In the wake of the recent SCOTUS decision, the angst and suffering of a particular group of people can easily be forgotten, drowned out by the loud, politically charged, ideological voices that are getting the majority of the airtime. While this is certainly an important event, and while I feel a great tragedy has been foisted upon the American people, my heart is actually aching for a group of people for whom Obergefell v. Hodges changed nothing about their day-to-day life: Christian brothers and sisters who love the Gospel, believe the Bible is the inerrant word of God, but who hate that they struggle with same sex attraction. They flee to Christ daily for forgiveness of sin and strength to remain faithful to him as they suffer an unrelenting temptation.
Wesley Hill’s book Washed and Waiting: Reflections on Christian Faithfulness and Homosexuality (Zondervan, 2010) is a touching memoir and commentary on life as a Christian struggling with same sex attraction. Hill uses a number of terms to describe his experience – “Gay Christian,” “homosexual Christian,” “A Christian who experiences homosexual desires” – but he makes clear that his identity is first and foremost as a Christian. In the final resurrection, his homosexuality will finally be gone, but his incorporation into the body of Christ will remain. (See pgs. 21-22 for his section on nomenclature. Note too Sam Allberry’s excellent discussion of terminology.)
The battle to place love of Christ above love of his sinful and broken sexual desires is a hard one and Hill honestly shares the challenges and loneliness he feels as he walks the path of celibate faithfulness. His is a journey of intense cross-bearing and he feels the cost of discipleship in vivid and painful ways that many of us cannot relate to. (Hill does remind us, however, that there are many in our midst who have heterosexual attraction, have desperately wanted to marry, yet have been unable to do so for any number of reasons. They too share some of the same loneliness, impure thoughts, and temptation toward sexual immorality felt by Christians with same sex attraction. See his discussion on pgs. 71-75.)
I found this particular passage of Washed and Waiting clever and quite moving:
There was a time in my struggle with homosexuality when I felt that the world was caving in on me. I had been living in Minneapolis for only a few months, and I felt burdened – physically so, at times – by loneliness, confusion, and fear. During a brief visit back to Wheaton, Illinois, where I had graduated from college, I arranged to meet with my good friend Chris, and on a cold winter afternoon, I told him how I was feeling and asked for his help.
Out of all the things Chris said to me in response that day, one sticks out. With compassion in his voice, he said: “Origin, the great Christian theologian of the early church, believed that our souls existed with God before we were born. What if he were right? I don’t believe he was, but imagine for a moment if he were.
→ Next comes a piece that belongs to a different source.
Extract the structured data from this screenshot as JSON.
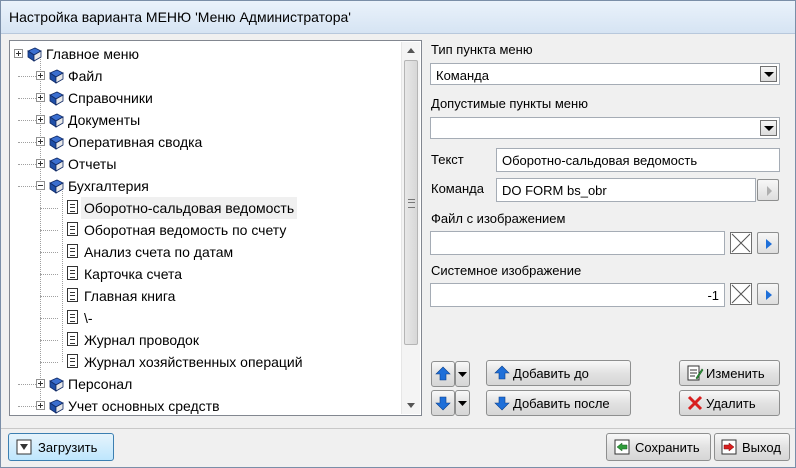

Imagine yourself standing in the presence of God, looking down from heaven on the earthly life you’re about to be born into, and God says to you, ‘Wes, I’m going to send you into the world for sixty or seventy or eighty years. It will be hard. In fact, it will be more painful and confusing and distressing than you can now imagine. You will have a thorn in your flesh, a homosexual orientation that is the result of your entering a world that sin and death have broken, and you may wrestle with it all your life. But I will be with you. I will be watching every step you take, guiding you by my Spirit, supplying you with grace sufficient for each day. And at the end of your journey, you will see my face again, and the joy we share then will be born out of the agonies you faithfully endured by the power I gave you. And no one will take that joy – that solid resurrection joy, which, if you experienced it now, would crush you with its weight – away from you.’
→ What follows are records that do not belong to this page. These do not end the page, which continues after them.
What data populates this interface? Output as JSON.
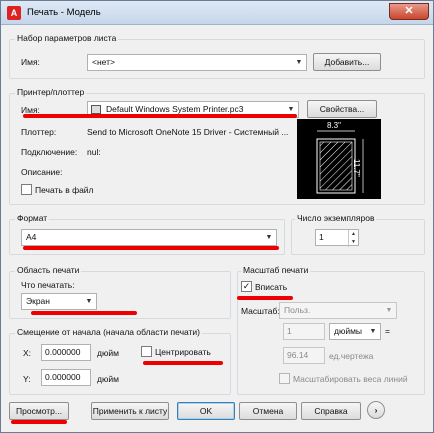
{
  "window": {
    "title": "Печать - Модель",
    "close": "✕"
  },
  "page_setup": {
    "group": "Набор параметров листа",
    "name_label": "Имя:",
    "name_value": "<нет>",
    "add_button": "Добавить..."
  },
  "printer": {
    "group": "Принтер/плоттер",
    "name_label": "Имя:",
    "name_value": "Default Windows System Printer.pc3",
    "properties_button": "Свойства...",
    "plotter_label": "Плоттер:",
    "plotter_value": "Send to Microsoft OneNote 15 Driver - Системный ...",
    "connection_label": "Подключение:",
    "connection_value": "nul:",
    "description_label": "Описание:",
    "print_to_file": "Печать в файл",
    "preview_width": "8.3\"",
    "preview_height": "11.7\""
  },
  "format": {
    "group": "Формат",
    "value": "A4"
  },
  "copies": {
    "group": "Число экземпляров",
    "value": "1"
  },
  "print_area": {
    "group": "Область печати",
    "what_label": "Что печатать:",
    "what_value": "Экран"
  },
  "offset": {
    "group": "Смещение от начала (начала области печати)",
    "x_label": "X:",
    "x_value": "0.000000",
    "x_unit": "дюйм",
    "y_label": "Y:",
    "y_value": "0.000000",
    "y_unit": "дюйм",
    "center": "Центрировать"
  },
  "scale": {
    "group": "Масштаб печати",
    "fit": "Вписать",
    "scale_label": "Масштаб:",
    "scale_value": "Польз.",
    "value1": "1",
    "unit1": "дюймы",
    "equals": "=",
    "value2": "96.14",
    "unit2": "ед.чертежа",
    "lineweights": "Масштабировать веса линий"
  },
  "buttons": {
    "preview": "Просмотр...",
    "apply": "Применить к листу",
    "ok": "OK",
    "cancel": "Отмена",
    "help": "Справка",
    "more": "›"
  },
  "colors": {
    "annotation_red": "#e00000",
    "title_bar": "#c5d6ea"
  }
}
“Wesley,” Chris said, looking me in the eye, “wouldn’t you say yes to the journey if you had had that conversation with God?” I nodded, and Chris’s [sic. – voice?] grew stronger, his eyes flashing deep care and concern, “But you have had it in a sense. God is the author of your story. He is watching, supplying you with his Spirit moment by moment. And he will raise your body from the dead to live with him and all the great company of the redeemed forever. And the joy you will have in that moment will be yours for all eternity. Can you endure knowing that? Can you keep walking the lonely road if you remember he’s looking on and delights to help you persevere?”
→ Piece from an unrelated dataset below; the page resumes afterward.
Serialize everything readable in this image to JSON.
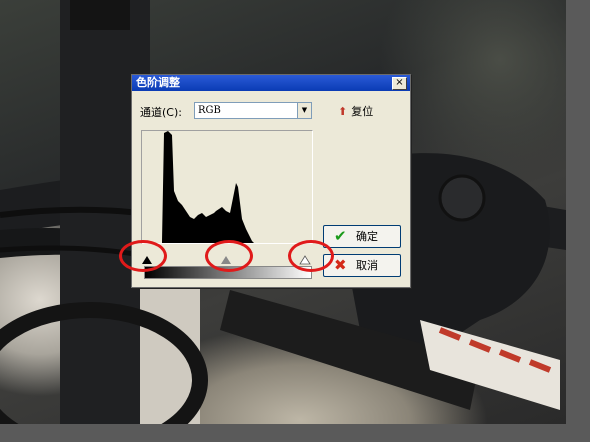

Your struggle isn’t a mindless, unobserved string of random disappointments, I heard Chris say that day. And faithfulness is never a gamble. It will be worth it. The joy then will be worth the struggle now. In the end, I think that is how I am learning to live faithfully as a homosexual Christian.
Washed and Waiting, pgs. 77-79. Bold emphasis added.
R. Andrew Compton
Christ Reformed Church (URCNA)